On top of Pell grants, the federal government in fiscal year 2017 spent $16.7 billion on 13 agencies’ combined 43 job-training programs, but “many of these programs do not work and must be reformed,” according to the Trump administration.
After all, 6 million jobs sit unfilled, the highest amount since 1980, according to the White House. (Meanwhile, Americans racked up a bunch of student debt — a student with a loan owed an average of $30,000 after leaving the class of 2016.)
“These Federal programs must do a better job matching unemployed American workers with open jobs, including the 350,000 manufacturing jobs currently available,” the executive order states.
Trump ordered Secretary of Labor R. Alexander Acosta to promote apprenticeships and to consider rules assisting apprenticeship programs developed by third parties, including “trade and industry groups, companies, non-profit organizations, unions, and joint labor-management organizations.”
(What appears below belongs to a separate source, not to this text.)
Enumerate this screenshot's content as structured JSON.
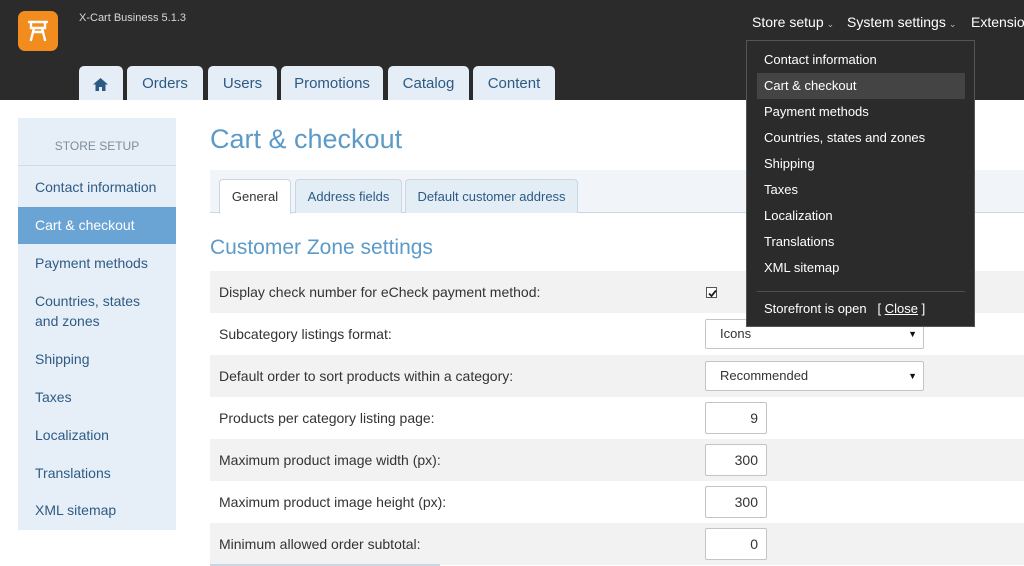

“We’re empowering these companies, these unions, industry groups, federal agencies, to go out and create new apprenticeships, for millions of our citizens,” Trump said June 15. (Read transcript here.)
This could include a way for such entities to recognize “high-quality apprenticeship programs” (which we suppose would mean ones acceptable under federal apprenticeship laws) as well as “guidelines or requirements that qualified third parties should or must follow” when recognizing these programs, according to the executive order.
Such a program could be fast-tracked and have an easier time registering for the federal registered apprenticeship program currently in existence. Overseen by the Department of Labor, the program recognizes apprenticeships which meet certain criteria set forth in United States Code.
Start your own apprentice program
Though it’d probably be nice to have a less burdensome and involve means of qualifying an apprenticeship program, a collision repair business or trade group can set up a registered apprenticeship today.
According to a FAQ, government-registered apprenticeships can run anywhere from one to six years, but typically are four years long. An apprentice currently spends about 2,000 hours of the year on the job and “a recommended minimum” of 144 hours in class. (A typical 40-hour, 50-week work-year with two weeks vacation is 2,080 hours.)
Trump also ordered Acosta to create and run an Apprenticeship Expansion panel vice-chaired by Commerce Secretary Wilbur Ross and Education Secretary Betsy DeVos. The body would have no more than 20 members from various business, educational or labor organizations and recommend ways to encourage apprenticeships (including cutting red tape). It’d be pretty fantastic to get a member of the automotive aftermarket on there.
Featured image: Republican President Donald Trump speaks to apprentice Charles Robel, a veteran, on June 15, 2017, the same day Trump signed an executive order regarding apprenticeships. (Screenshot from White House video)